> Task requirements
Each line in the entries below that holds the string "color" must be copied.

> Exercise data
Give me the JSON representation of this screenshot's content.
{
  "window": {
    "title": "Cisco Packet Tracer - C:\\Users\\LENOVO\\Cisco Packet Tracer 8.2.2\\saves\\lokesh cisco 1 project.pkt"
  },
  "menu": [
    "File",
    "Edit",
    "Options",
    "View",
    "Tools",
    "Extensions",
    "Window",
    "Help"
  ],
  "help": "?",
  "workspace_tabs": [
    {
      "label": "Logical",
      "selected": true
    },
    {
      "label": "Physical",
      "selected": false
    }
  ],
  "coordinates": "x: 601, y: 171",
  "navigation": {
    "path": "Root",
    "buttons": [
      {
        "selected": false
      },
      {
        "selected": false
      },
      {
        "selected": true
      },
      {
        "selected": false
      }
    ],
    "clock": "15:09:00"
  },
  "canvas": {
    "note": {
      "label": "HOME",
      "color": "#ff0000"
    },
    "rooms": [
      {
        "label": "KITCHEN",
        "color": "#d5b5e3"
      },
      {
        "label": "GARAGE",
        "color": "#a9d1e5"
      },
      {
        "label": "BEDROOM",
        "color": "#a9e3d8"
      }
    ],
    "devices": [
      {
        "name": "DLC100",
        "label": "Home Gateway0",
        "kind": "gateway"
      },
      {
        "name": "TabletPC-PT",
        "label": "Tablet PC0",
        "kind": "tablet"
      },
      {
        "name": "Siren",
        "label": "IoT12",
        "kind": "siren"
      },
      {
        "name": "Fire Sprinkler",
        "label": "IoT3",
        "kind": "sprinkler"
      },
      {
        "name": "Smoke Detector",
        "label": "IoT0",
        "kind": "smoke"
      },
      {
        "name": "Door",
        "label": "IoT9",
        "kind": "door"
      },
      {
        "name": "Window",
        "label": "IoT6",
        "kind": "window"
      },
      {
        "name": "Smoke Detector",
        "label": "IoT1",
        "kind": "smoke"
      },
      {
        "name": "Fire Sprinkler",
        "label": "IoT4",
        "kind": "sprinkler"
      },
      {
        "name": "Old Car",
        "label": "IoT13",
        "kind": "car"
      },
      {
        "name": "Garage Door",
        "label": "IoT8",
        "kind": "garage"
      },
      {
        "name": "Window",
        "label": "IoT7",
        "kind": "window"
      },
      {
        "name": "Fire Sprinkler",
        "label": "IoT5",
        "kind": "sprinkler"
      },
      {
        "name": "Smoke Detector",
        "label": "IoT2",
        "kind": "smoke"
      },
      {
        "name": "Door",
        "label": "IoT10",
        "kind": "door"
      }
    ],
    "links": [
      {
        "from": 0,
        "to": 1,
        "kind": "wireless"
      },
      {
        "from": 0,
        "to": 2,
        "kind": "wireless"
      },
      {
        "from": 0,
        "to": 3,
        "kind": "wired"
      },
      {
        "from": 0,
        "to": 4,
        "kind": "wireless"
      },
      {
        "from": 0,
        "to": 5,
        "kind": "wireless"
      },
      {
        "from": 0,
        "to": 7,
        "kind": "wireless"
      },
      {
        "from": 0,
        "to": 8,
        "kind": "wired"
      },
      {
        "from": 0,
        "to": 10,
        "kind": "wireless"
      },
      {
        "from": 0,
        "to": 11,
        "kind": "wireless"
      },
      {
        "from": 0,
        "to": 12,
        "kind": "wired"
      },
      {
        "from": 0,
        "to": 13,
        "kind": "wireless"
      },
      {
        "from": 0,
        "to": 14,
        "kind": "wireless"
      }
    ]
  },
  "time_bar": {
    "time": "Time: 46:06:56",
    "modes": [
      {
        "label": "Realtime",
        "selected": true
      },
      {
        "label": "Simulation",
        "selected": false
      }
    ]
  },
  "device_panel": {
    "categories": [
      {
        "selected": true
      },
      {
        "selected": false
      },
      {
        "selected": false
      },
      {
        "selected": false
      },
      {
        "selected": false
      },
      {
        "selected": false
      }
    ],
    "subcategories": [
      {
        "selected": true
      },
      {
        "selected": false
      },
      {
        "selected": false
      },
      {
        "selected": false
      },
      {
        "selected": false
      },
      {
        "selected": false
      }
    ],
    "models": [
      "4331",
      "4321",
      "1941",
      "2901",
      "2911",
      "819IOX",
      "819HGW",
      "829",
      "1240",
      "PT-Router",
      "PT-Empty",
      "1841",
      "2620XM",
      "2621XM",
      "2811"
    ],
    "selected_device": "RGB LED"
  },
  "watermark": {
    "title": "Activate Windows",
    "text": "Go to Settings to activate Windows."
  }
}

> Completed exercise
      "color": "#ff0000"
        "color": "#d5b5e3"
        "color": "#a9d1e5"
        "color": "#a9e3d8"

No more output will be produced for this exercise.